I barked back a response that was riddled with truth.
“If you were sorry, you wouldn’t keep doing it.”
Ouch! Thinking about it now, I wonder how many times I have apologized and continued to do the same thing over and over.
We teach and encourage kids to apologize when they do or say something that injures or offends someone.
For example, Sally, a three-year-old, takes a toy out of Katie’s hand. Katie, upset, begins to cry which gains attention from the baby-sitter or parent. The adult reprimands Sally for taking the toy and tells Sally to apologize. Another adult might add that it isn’t nice to take something from someone else. When Sally takes a toy from another child, the same intervention happens.

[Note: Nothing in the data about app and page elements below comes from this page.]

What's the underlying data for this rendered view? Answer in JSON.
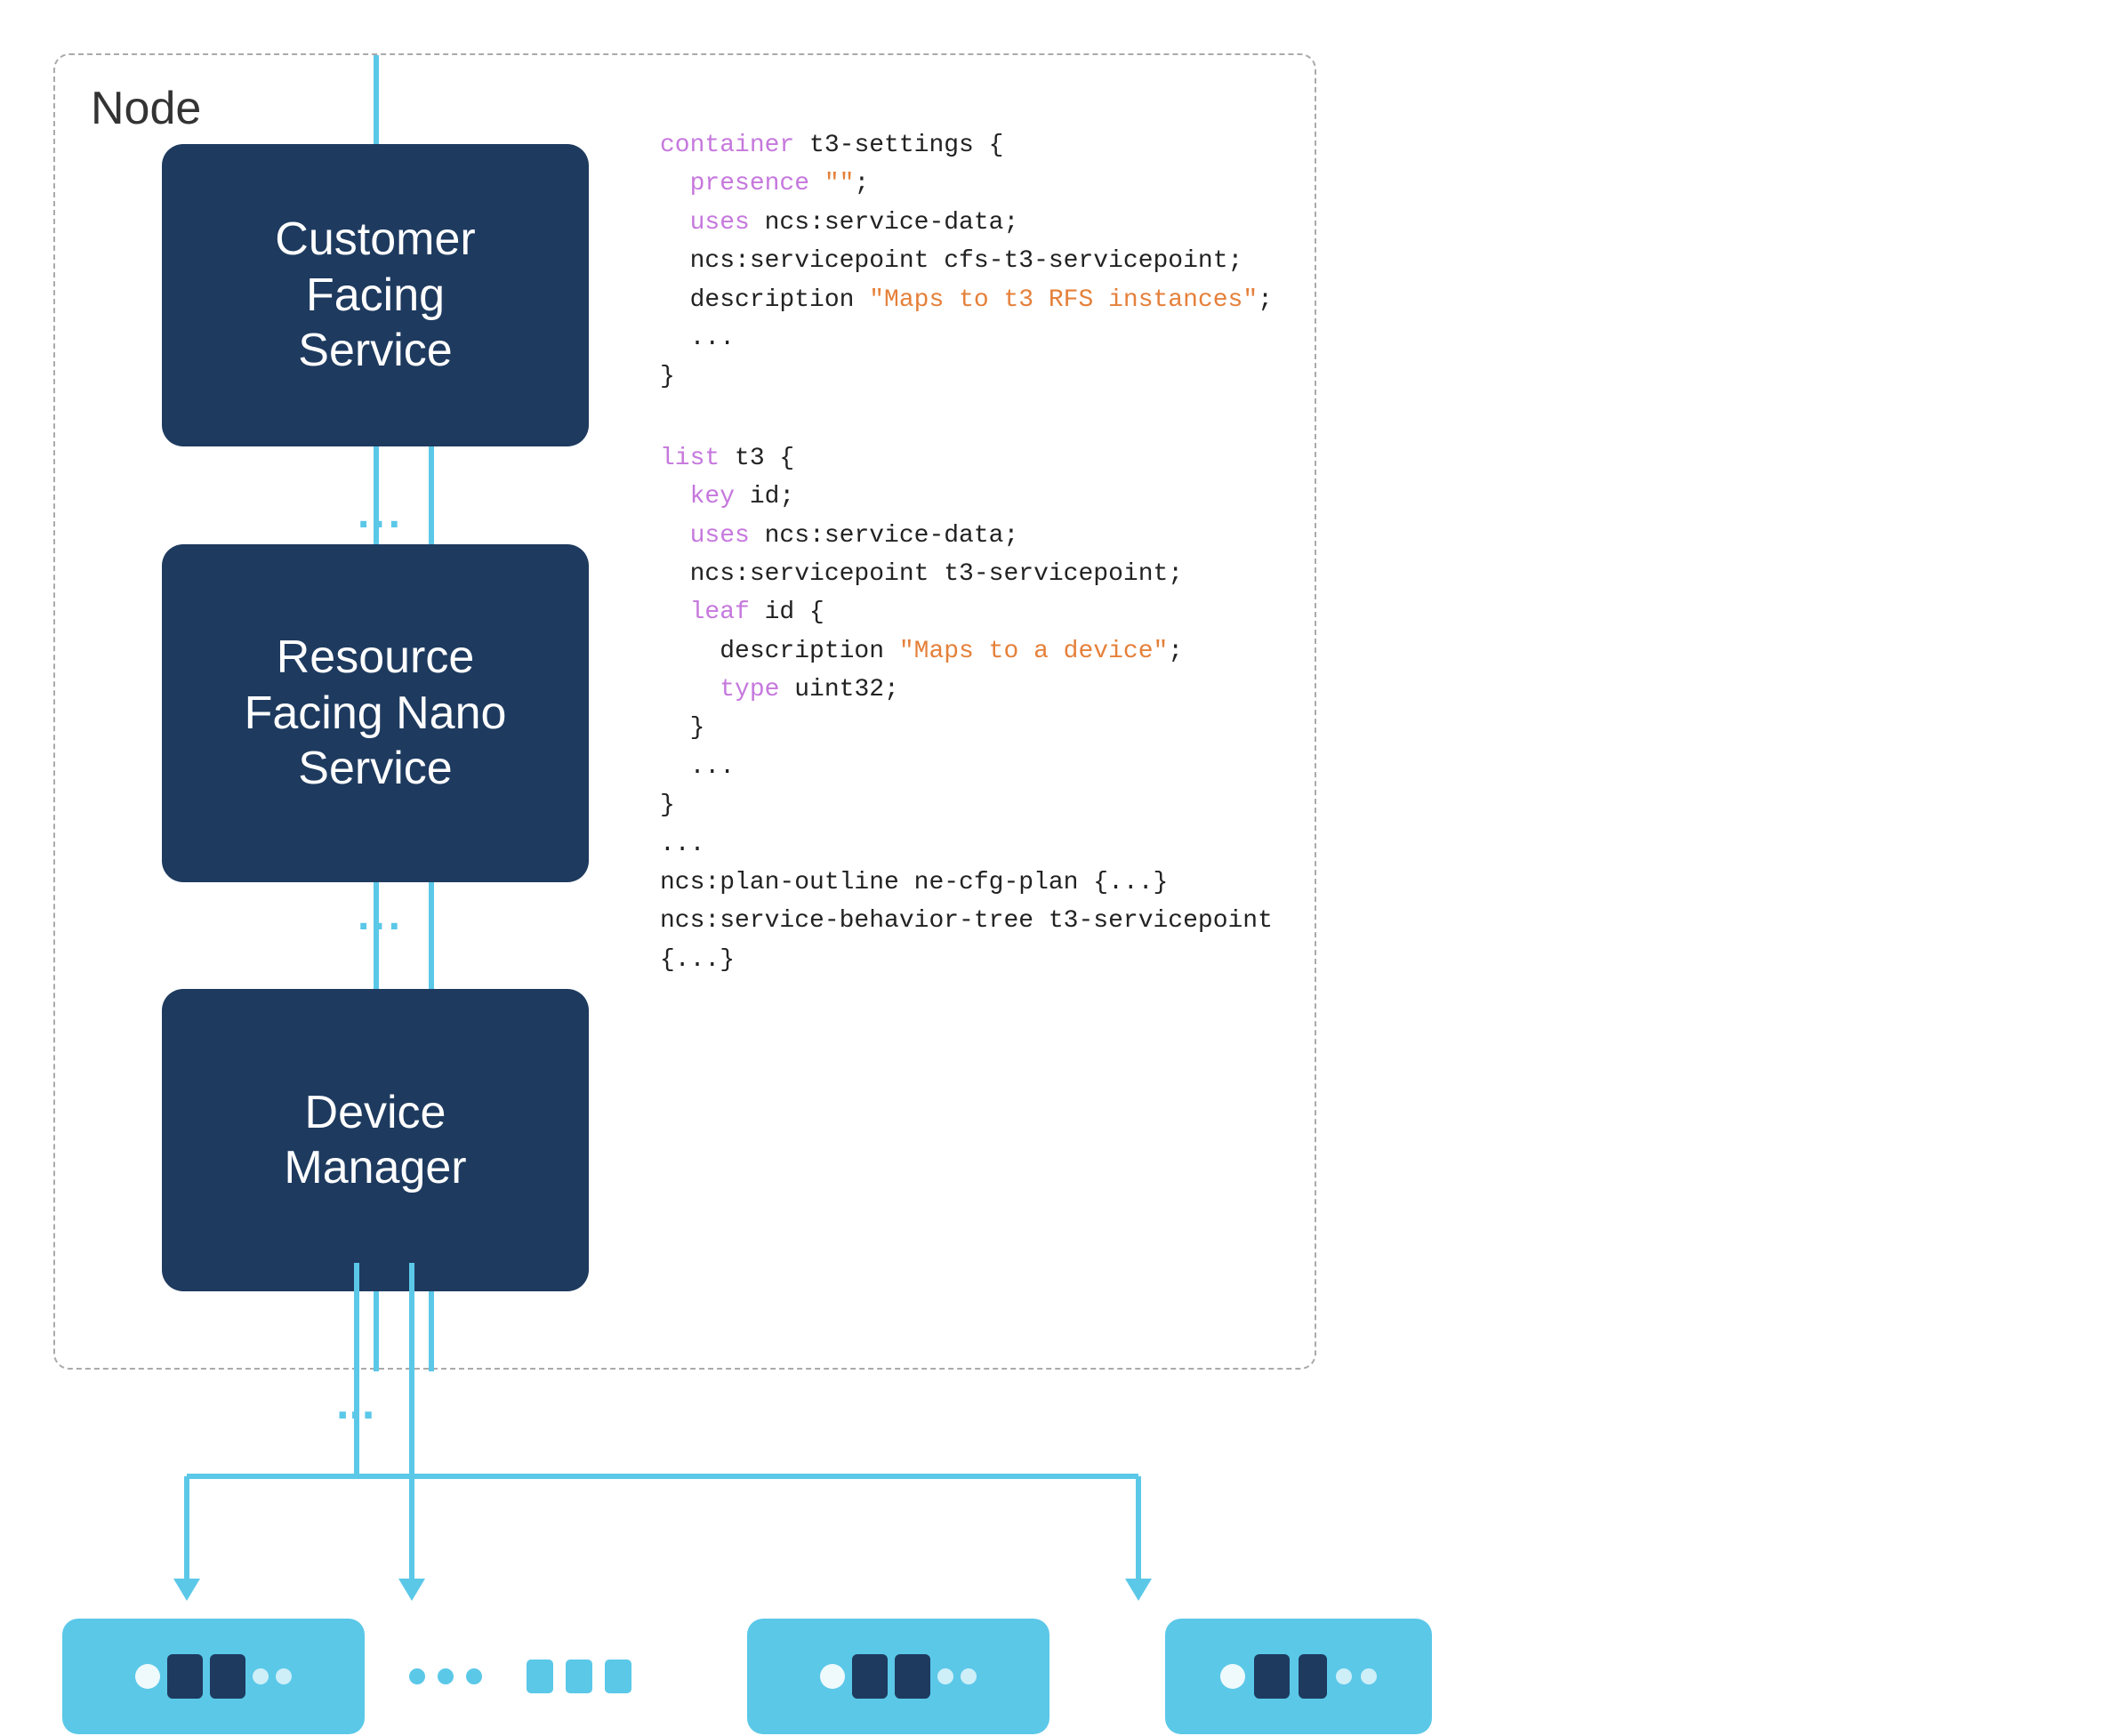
{
  "node_label": "Node",
  "services": {
    "cfs": {
      "label": "Customer\nFacing\nService"
    },
    "rfns": {
      "label": "Resource\nFacing Nano\nService"
    },
    "dm": {
      "label": "Device\nManager"
    }
  },
  "code": {
    "block1": [
      {
        "type": "kw-purple",
        "text": "container "
      },
      {
        "type": "plain",
        "text": "t3-settings {"
      },
      {
        "type": "newline"
      },
      {
        "type": "indent2"
      },
      {
        "type": "kw-purple",
        "text": "presence "
      },
      {
        "type": "str-orange",
        "text": "\"\""
      },
      {
        "type": "plain",
        "text": ";"
      },
      {
        "type": "newline"
      },
      {
        "type": "indent2"
      },
      {
        "type": "kw-purple",
        "text": "uses "
      },
      {
        "type": "plain",
        "text": "ncs:service-data;"
      },
      {
        "type": "newline"
      },
      {
        "type": "indent2"
      },
      {
        "type": "plain",
        "text": "ncs:servicepoint cfs-t3-servicepoint;"
      },
      {
        "type": "newline"
      },
      {
        "type": "indent2"
      },
      {
        "type": "plain",
        "text": "description "
      },
      {
        "type": "str-orange",
        "text": "\"Maps to t3 RFS instances\""
      },
      {
        "type": "plain",
        "text": ";"
      },
      {
        "type": "newline"
      },
      {
        "type": "indent2"
      },
      {
        "type": "plain",
        "text": "..."
      },
      {
        "type": "newline"
      },
      {
        "type": "plain",
        "text": "}"
      }
    ],
    "block2": [
      {
        "type": "kw-purple",
        "text": "list "
      },
      {
        "type": "plain",
        "text": "t3 {"
      },
      {
        "type": "newline"
      },
      {
        "type": "indent2"
      },
      {
        "type": "kw-purple",
        "text": "key "
      },
      {
        "type": "plain",
        "text": "id;"
      },
      {
        "type": "newline"
      },
      {
        "type": "indent2"
      },
      {
        "type": "kw-purple",
        "text": "uses "
      },
      {
        "type": "plain",
        "text": "ncs:service-data;"
      },
      {
        "type": "newline"
      },
      {
        "type": "indent2"
      },
      {
        "type": "plain",
        "text": "ncs:servicepoint t3-servicepoint;"
      },
      {
        "type": "newline"
      },
      {
        "type": "indent2"
      },
      {
        "type": "kw-purple",
        "text": "leaf "
      },
      {
        "type": "plain",
        "text": "id {"
      },
      {
        "type": "newline"
      },
      {
        "type": "indent4"
      },
      {
        "type": "plain",
        "text": "description "
      },
      {
        "type": "str-orange",
        "text": "\"Maps to a device\""
      },
      {
        "type": "plain",
        "text": ";"
      },
      {
        "type": "newline"
      },
      {
        "type": "indent4"
      },
      {
        "type": "kw-purple",
        "text": "type "
      },
      {
        "type": "plain",
        "text": "uint32;"
      },
      {
        "type": "newline"
      },
      {
        "type": "indent2"
      },
      {
        "type": "plain",
        "text": "}"
      },
      {
        "type": "newline"
      },
      {
        "type": "indent2"
      },
      {
        "type": "plain",
        "text": "..."
      },
      {
        "type": "newline"
      },
      {
        "type": "plain",
        "text": "}"
      },
      {
        "type": "newline"
      },
      {
        "type": "plain",
        "text": "..."
      },
      {
        "type": "newline"
      },
      {
        "type": "plain",
        "text": "ncs:plan-outline ne-cfg-plan {...}"
      },
      {
        "type": "newline"
      },
      {
        "type": "plain",
        "text": "ncs:service-behavior-tree t3-servicepoint {...}"
      }
    ]
  },
  "dots": "...",
  "colors": {
    "accent": "#5bc8e8",
    "dark_blue": "#1e3a5f",
    "purple": "#c678dd",
    "orange": "#e5803a",
    "blue_kw": "#61afef"
  }
}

By the time Sally is a teenager, she knows to apologize, but in many cases, she doesn’t realize that an apology should come with a change in actions or behaviors.
As an adult, Sally frequently bumps into people when shopping at the mall, but instead of being fully present in her shopping experience, she is texting her best friend and ignoring the world around her. To everyone she bumps into, she apologizes, but she has not recognized that she wouldn’t bump into people if she pocketed her phone.
What do you talk about doing but fail to act upon?
I remember many of my high school students being dragged by their parents to teacher conferences. In many cases, I felt somewhat intimidated as a teacher when this happened, but I get it. The teacher says one thing; the kid says something different – the kid is one way at school, but different at home.
I used to say things like “I’ll get to it tomorrow” and then finding I don’t get to something the next day, or the next, or the next. When we talk a good game, but fail to show it, it reduces credibility.
I remember telling both my piano teacher and my violin teacher that I would definitely practice over the week, but by the next lesson I had not practiced my piano or violin.
I have challenged myself this year to show people I mean what I say.
I’m working on this. I keep promising things to myself and to others but forgetting the follow through.
It’s like the person who promises to stop smoking or call you or visit you or study for the next test or … and the list goes on.
If you promise to stop smoking – prove it.
When we don’t follow through on a promise, we start to limit people’s trust in what we say.
Really, don’t all three of the positive actions (act, show, prove) say the same thing: that we really need to talk less about what we are going to do AND to just do it.
So, here is my challenge for you.
It’s great to make plans and goals. I get that.
So, make your plans. Talk about them and discuss them because that gets you support when your motivation wanes.
But in the end, take action. Put down the time wasters. Pick yourself up and DO SOMETHING TODAY. Show others what you are capable of and prove what kind of person you are.
If writing down and sharing what you want to act on, show, or prove, share it in the comments below.